Housemasters are now Deans, according to an email sent to the high school community from the principals of both Newton North and Newton South. Their reasoning makes sense: As an extension of the word “master,” housemaster has negative connotations.
First aldermen became city councilors, now housemasters are called Deans. We’re on a roll. What should be next?
The principals’ email follows. It’s a clear explanation of the thinking behind the decision.
January 26, 2016
To the Newton North and Newton South communities,
We are writing to announce a change of terminology for Newton’s high schools: The “Housemaster” title in each school will be replaced with “Dean.”
We are making this change because we believe that the words we choose to describe ourselves indicate our values and beliefs. The usage of words also changes over time, and the intentions of those who chose a title over a century ago may be betrayed by new meanings.
The term “Housemaster” is an extension of “master,” which is a word meaning “teacher” in a different century. While it is important not to lose touch with our history, it is also important to recognize when current meanings of words hamper our ability to establish who we are and what we care about. The term “master” has powerful negative connections that override the more benevolent definition from previous eras. The word no longer communicates the supportive, welcoming relationship that our Housemasters share with their students. “Dean,” on the other hand, is a term used throughout education to mean a person in authority over a specific academic area.
Housemasters will now be formally known as “Dean of Wheeler House,” “Dean of Riley House” and so on. This is only a change in title – our Deans will continue the same supportive work with students, families, and faculty as before.

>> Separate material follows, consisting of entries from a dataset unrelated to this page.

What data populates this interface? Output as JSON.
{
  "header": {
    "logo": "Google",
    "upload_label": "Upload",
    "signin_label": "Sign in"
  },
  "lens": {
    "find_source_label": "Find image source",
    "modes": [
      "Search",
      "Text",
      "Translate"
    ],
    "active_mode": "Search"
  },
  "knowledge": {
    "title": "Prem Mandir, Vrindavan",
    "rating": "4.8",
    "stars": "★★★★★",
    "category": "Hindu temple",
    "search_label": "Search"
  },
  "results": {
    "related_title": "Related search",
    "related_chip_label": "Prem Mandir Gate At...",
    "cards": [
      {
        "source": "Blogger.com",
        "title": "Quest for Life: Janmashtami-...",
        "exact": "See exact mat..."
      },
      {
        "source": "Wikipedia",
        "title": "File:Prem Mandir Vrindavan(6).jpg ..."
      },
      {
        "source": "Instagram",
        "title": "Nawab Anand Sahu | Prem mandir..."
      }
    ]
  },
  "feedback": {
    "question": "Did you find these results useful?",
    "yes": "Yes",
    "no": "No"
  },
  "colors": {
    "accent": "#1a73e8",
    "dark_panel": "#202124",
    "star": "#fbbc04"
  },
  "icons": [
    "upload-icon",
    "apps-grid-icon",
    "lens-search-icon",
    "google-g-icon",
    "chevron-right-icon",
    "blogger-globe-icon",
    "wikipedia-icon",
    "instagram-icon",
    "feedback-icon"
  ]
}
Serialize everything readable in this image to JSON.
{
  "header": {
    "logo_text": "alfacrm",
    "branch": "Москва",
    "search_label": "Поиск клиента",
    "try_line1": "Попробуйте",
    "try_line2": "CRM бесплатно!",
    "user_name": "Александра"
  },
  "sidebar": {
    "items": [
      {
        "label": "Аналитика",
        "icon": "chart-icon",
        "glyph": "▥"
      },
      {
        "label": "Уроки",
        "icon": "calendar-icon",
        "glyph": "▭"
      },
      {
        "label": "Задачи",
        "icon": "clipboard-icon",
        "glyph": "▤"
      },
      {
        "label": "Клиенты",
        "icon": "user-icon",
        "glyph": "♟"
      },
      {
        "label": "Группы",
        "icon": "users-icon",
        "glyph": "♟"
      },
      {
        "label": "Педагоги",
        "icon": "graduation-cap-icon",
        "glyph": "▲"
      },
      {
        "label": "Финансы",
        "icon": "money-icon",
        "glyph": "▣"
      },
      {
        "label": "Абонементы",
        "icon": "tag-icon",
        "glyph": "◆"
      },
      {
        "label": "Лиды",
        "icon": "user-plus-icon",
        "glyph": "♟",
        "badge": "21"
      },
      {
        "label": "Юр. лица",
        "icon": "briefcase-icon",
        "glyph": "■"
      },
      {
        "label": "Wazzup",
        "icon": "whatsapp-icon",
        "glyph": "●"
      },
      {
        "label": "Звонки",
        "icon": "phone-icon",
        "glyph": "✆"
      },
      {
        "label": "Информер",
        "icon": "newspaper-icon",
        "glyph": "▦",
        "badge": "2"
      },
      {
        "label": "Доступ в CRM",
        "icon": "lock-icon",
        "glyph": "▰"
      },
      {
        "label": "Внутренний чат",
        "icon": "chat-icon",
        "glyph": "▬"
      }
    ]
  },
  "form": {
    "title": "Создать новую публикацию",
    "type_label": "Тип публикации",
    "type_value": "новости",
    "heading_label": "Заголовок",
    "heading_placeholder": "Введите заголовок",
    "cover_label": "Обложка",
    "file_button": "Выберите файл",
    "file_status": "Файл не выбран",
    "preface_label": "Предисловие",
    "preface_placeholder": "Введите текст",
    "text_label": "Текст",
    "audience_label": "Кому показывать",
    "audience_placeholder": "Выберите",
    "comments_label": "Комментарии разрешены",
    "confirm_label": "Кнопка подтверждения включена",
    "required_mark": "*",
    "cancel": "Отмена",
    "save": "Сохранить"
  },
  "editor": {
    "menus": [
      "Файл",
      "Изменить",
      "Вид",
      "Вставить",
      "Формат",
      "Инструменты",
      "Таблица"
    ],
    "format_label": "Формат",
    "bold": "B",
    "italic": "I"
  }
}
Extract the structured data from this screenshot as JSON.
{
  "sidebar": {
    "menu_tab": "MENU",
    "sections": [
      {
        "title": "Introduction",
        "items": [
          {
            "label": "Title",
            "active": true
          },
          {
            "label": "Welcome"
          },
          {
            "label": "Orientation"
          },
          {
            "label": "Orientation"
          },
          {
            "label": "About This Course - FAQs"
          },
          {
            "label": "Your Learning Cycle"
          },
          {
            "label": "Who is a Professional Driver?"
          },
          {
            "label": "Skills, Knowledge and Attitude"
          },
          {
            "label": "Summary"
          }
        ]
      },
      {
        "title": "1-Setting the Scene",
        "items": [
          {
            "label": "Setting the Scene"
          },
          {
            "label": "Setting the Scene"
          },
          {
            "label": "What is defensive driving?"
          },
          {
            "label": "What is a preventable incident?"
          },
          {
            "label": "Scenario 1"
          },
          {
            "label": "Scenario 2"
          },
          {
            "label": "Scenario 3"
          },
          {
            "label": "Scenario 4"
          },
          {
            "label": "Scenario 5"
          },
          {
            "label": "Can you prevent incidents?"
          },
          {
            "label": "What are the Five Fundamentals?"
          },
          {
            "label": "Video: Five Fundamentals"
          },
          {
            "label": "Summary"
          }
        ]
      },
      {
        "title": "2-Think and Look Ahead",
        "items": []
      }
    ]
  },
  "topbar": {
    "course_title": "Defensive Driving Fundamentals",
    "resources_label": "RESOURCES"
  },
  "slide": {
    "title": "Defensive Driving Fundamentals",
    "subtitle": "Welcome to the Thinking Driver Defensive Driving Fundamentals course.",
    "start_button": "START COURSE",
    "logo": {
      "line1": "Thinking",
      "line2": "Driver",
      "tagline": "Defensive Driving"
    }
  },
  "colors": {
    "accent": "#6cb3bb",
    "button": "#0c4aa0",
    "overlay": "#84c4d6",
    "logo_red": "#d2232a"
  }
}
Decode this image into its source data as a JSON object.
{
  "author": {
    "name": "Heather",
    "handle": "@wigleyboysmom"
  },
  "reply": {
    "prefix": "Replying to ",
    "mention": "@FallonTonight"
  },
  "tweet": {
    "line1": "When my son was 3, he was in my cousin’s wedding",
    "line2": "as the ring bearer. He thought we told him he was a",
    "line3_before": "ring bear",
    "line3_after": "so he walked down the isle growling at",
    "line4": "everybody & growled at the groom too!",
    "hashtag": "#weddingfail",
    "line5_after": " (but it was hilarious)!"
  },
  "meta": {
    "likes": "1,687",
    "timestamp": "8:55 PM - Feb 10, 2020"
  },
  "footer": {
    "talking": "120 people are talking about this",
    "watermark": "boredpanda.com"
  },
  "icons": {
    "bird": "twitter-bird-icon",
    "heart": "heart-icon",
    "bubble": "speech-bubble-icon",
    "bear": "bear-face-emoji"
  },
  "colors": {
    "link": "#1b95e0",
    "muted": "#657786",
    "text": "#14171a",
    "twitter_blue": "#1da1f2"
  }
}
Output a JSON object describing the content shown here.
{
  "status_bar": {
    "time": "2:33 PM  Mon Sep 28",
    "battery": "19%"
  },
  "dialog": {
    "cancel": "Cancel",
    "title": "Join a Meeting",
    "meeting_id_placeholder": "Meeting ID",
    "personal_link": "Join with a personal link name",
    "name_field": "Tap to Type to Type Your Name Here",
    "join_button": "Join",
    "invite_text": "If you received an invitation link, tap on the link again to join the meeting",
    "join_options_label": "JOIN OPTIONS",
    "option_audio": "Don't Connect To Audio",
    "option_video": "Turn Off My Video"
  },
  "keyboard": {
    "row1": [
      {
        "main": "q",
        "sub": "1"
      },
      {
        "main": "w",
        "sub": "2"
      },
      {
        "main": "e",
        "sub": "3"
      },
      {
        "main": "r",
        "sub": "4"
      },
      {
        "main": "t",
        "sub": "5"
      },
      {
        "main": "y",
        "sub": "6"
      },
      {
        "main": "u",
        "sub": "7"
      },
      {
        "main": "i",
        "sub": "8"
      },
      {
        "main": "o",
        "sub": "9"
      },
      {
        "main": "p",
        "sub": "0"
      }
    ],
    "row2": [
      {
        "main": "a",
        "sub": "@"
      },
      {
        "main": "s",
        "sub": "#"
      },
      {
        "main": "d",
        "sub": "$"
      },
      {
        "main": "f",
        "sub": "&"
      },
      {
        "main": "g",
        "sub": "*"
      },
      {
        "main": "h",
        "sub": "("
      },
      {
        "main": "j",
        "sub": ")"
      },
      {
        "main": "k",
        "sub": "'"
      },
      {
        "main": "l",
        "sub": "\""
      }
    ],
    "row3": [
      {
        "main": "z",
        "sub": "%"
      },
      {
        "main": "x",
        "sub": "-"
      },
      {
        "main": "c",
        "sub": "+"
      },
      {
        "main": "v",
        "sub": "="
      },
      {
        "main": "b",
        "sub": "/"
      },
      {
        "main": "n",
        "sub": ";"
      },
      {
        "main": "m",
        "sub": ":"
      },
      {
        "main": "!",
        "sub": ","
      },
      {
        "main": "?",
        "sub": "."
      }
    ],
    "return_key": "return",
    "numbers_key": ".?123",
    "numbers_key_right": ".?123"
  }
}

We are most fortunate to have eight wonderful educators in our two schools overseeing the emotional and academic needs of our students. We think that this title will better convey their relationship and connection with our students.
Joel and Mark